This is not a core textbook about Internal Medicine but a quick starting point for anyone looking for knowledge on how aphorisms translate into practical clinical care.
The book is also available in online format.
To successfully master Internal Medicine, you need expertise in performing a physical examination and detailed patient history. The Bates’ Guide to Physical Examination & History Taking will teach you how to apply to carry out a physical examination and take patient history correctly.
The book walks you step-by-step through the necessary inquiries and reasoning processes you need when approaching a patient complaint. There are dozens of detailed illustrations in the book and procedural information is paired side-by-side with potential diagnoses within one page.
Apart from covering standard diseases and conditions, the Bates’ Guide also dives deeper into the unique considerations that special populations such as the elderly and pregnant women. Other subjects touched in the book include mental/psychiatry health and dermatology.
We recommend the Bates’ Guide for any Internal Medicine practitioner that wants to reinforce their skills in the art of patient physical examination and history taking.
#7. Step Up to Medicine – Best Internal Medicine Book for Students
The Step Up to Medicine was specifically published to help students survive their clinical rotations. When you move from the classroom to the wards, you will have to memorize large volumes of material. To make your transition to the wards easier, you should get the Step Up to Medicine book.
The book combines clinical pearls and has dozens of helpful illustrations that will help to improve your performance on rotations.

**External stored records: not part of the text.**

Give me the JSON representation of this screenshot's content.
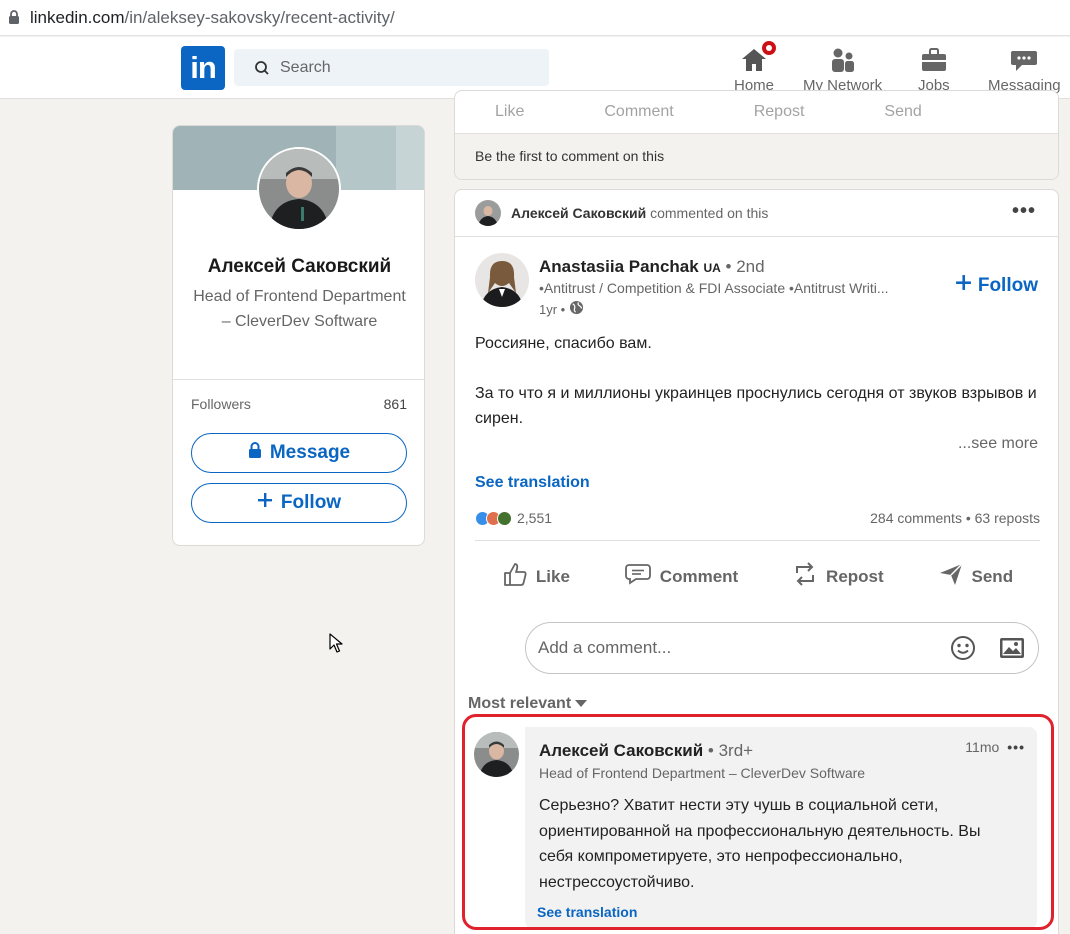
{
  "browser": {
    "url_host": "linkedin.com",
    "url_path": "/in/aleksey-sakovsky/recent-activity/"
  },
  "nav": {
    "logo": "in",
    "search_placeholder": "Search",
    "items": [
      {
        "label": "Home",
        "icon": "home-icon"
      },
      {
        "label": "My Network",
        "icon": "network-icon"
      },
      {
        "label": "Jobs",
        "icon": "briefcase-icon"
      },
      {
        "label": "Messaging",
        "icon": "messaging-icon"
      }
    ]
  },
  "profile": {
    "name": "Алексей Саковский",
    "headline": "Head of Frontend Department – CleverDev Software",
    "followers_label": "Followers",
    "followers_count": "861",
    "message_label": "Message",
    "follow_label": "Follow"
  },
  "prev_post": {
    "actions": [
      "Like",
      "Comment",
      "Repost",
      "Send"
    ],
    "first_comment": "Be the first to comment on this"
  },
  "post": {
    "context_name": "Алексей Саковский",
    "context_action": "commented on this",
    "author_name": "Anastasiia Panchak",
    "author_flag": "UA",
    "author_degree": "• 2nd",
    "author_subtitle": "•Antitrust / Competition & FDI Associate •Antitrust Writi...",
    "author_time": "1yr •",
    "follow_label": "Follow",
    "text_1": "Россияне, спасибо вам.",
    "text_2": "За то что я и миллионы украинцев проснулись сегодня от звуков взрывов и сирен.",
    "see_more": "...see more",
    "see_translation": "See translation",
    "reactions_count": "2,551",
    "comments_reposts": "284 comments • 63 reposts",
    "actions": {
      "like": "Like",
      "comment": "Comment",
      "repost": "Repost",
      "send": "Send"
    },
    "comment_placeholder": "Add a comment...",
    "sort_label": "Most relevant"
  },
  "comment": {
    "name": "Алексей Саковский",
    "degree": "• 3rd+",
    "headline": "Head of Frontend Department – CleverDev Software",
    "time": "11mo",
    "text": "Серьезно? Хватит нести эту чушь в социальной сети, ориентированной на профессиональную деятельность. Вы себя компрометируете, это непрофессионально, нестрессоустойчиво.",
    "see_translation": "See translation"
  },
  "colors": {
    "brand": "#0a66c2",
    "highlight": "#e0222d",
    "notification": "#cc1016"
  }
}
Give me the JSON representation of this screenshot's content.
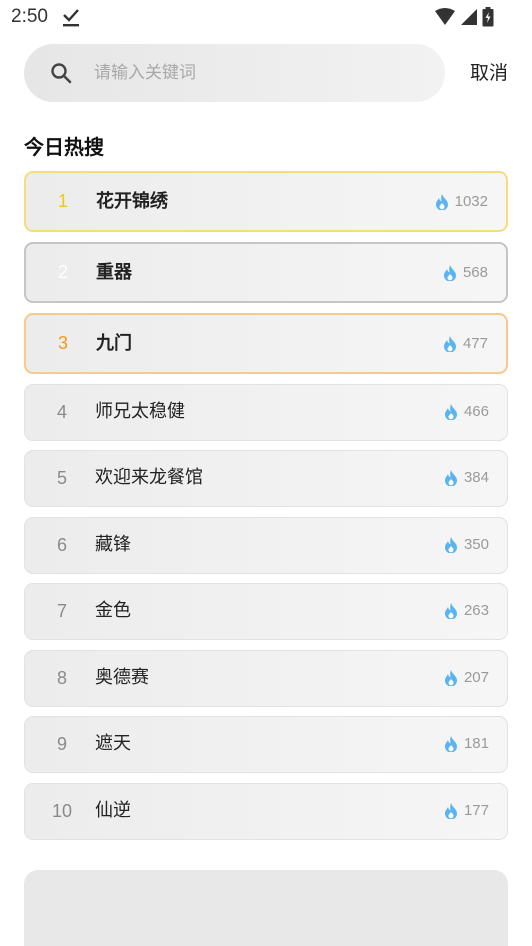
{
  "status_bar": {
    "time": "2:50"
  },
  "search": {
    "placeholder": "请输入关键词",
    "value": "",
    "cancel_label": "取消"
  },
  "section_title": "今日热搜",
  "hot_list": [
    {
      "rank": "1",
      "title": "花开锦绣",
      "heat": "1032"
    },
    {
      "rank": "2",
      "title": "重器",
      "heat": "568"
    },
    {
      "rank": "3",
      "title": "九门",
      "heat": "477"
    },
    {
      "rank": "4",
      "title": "师兄太稳健",
      "heat": "466"
    },
    {
      "rank": "5",
      "title": "欢迎来龙餐馆",
      "heat": "384"
    },
    {
      "rank": "6",
      "title": "藏锋",
      "heat": "350"
    },
    {
      "rank": "7",
      "title": "金色",
      "heat": "263"
    },
    {
      "rank": "8",
      "title": "奥德赛",
      "heat": "207"
    },
    {
      "rank": "9",
      "title": "遮天",
      "heat": "181"
    },
    {
      "rank": "10",
      "title": "仙逆",
      "heat": "177"
    }
  ],
  "icons": {
    "flame": "flame-icon",
    "search": "search-icon"
  },
  "colors": {
    "rank1": "#f5c518",
    "rank3": "#f39a1e",
    "flame": "#5bb4f0"
  }
}
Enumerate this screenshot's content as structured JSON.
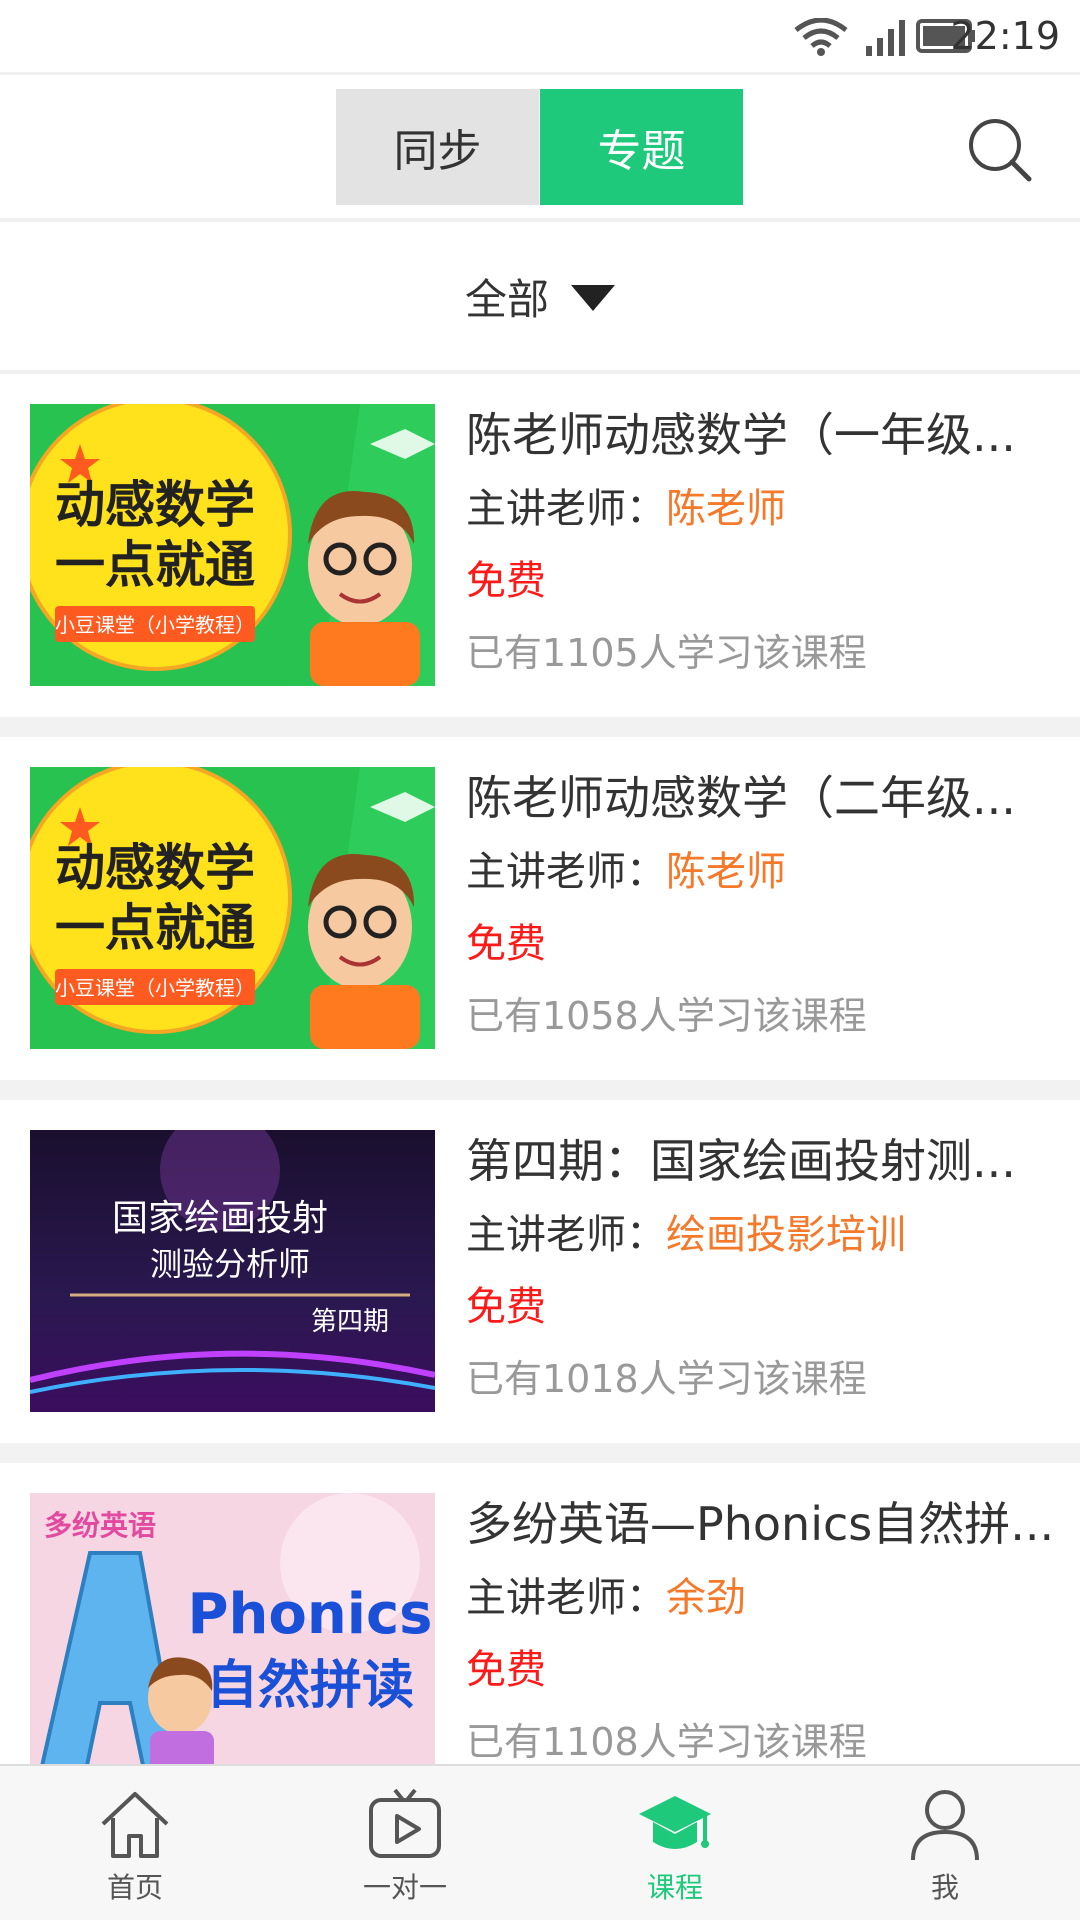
{
  "status_bar": {
    "time": "22:19",
    "icons": [
      "wifi-icon",
      "signal-icon",
      "battery-icon"
    ]
  },
  "header": {
    "segments": [
      {
        "label": "同步",
        "active": false
      },
      {
        "label": "专题",
        "active": true
      }
    ],
    "search_icon": "search-icon"
  },
  "filter": {
    "selected": "全部",
    "icon": "caret-down-icon"
  },
  "colors": {
    "accent_green": "#1ec97b",
    "teacher_orange": "#f5792a",
    "price_red": "#ff1a1a",
    "muted_gray": "#999999"
  },
  "courses": [
    {
      "title": "陈老师动感数学（一年级...",
      "teacher_prefix": "主讲老师：",
      "teacher": "陈老师",
      "price": "免费",
      "learners": "已有1105人学习该课程",
      "thumb": {
        "line1": "动感数学",
        "line2": "一点就通",
        "tag": "小豆课堂（小学教程）"
      }
    },
    {
      "title": "陈老师动感数学（二年级...",
      "teacher_prefix": "主讲老师：",
      "teacher": "陈老师",
      "price": "免费",
      "learners": "已有1058人学习该课程",
      "thumb": {
        "line1": "动感数学",
        "line2": "一点就通",
        "tag": "小豆课堂（小学教程）"
      }
    },
    {
      "title": "第四期：国家绘画投射测...",
      "teacher_prefix": "主讲老师：",
      "teacher": "绘画投影培训",
      "price": "免费",
      "learners": "已有1018人学习该课程",
      "thumb": {
        "line1": "国家绘画投射",
        "line2": "测验分析师",
        "tag": "第四期"
      }
    },
    {
      "title": "多纷英语—Phonics自然拼...",
      "teacher_prefix": "主讲老师：",
      "teacher": "余劲",
      "price": "免费",
      "learners": "已有1108人学习该课程",
      "thumb": {
        "line1": "Phonics",
        "line2": "自然拼读",
        "tag": "多纷英语"
      }
    }
  ],
  "tabbar": {
    "tabs": [
      {
        "label": "首页",
        "icon": "home-icon",
        "active": false
      },
      {
        "label": "一对一",
        "icon": "tv-play-icon",
        "active": false
      },
      {
        "label": "课程",
        "icon": "graduation-cap-icon",
        "active": true
      },
      {
        "label": "我",
        "icon": "person-icon",
        "active": false
      }
    ]
  }
}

The information will also help you be well prepared for exams like the USMLE Step 2.
Some of the topics covered in the book include ethical considerations, physical exam skills, EKG interpretation, and radiology. We also love the exam questions included in the book that will test your understanding of the concepts you have read.
The Step Up to Medicine is a value resource for students in their clinical years regardless of their ultimate specialty.
The John Hopkins Internal Medicine Board Review is another helpful resource for Internal Medicine practitioners. This book is highly recommended for anyone who prefers self-studying and diving deeper into the concepts of Internal Medicine. The information in the book is also designed to help you with the board recertification process.
Like other books for internal medicine, the John Hopkins Internal Medicine Board Review has dozens of images and charts to cement your understanding of the information provided. There are also over 1000 questions you can go through to assess your Internal Medicine knowledge.
We recommend this book for practitioners looking to study for the boards.
Editors’ Verdict: Which is the Best Internal Medicine Book?
As you progress through your Internal Medicine training, some books will become more relevant and others less depending on the state you are in.
To get into Internal Medicine rotation, you will have to go through the USMLE Step 1 study books and pass the exam. From there, you will be ready for direct patient care and experience with patients
During the first year of Internship, you will need the Pocket Medicine. This guide will help you get information quickly when you are in bed. If you would like more in-depth reading, we recommend you also get the Harrison’s Internal Medicine.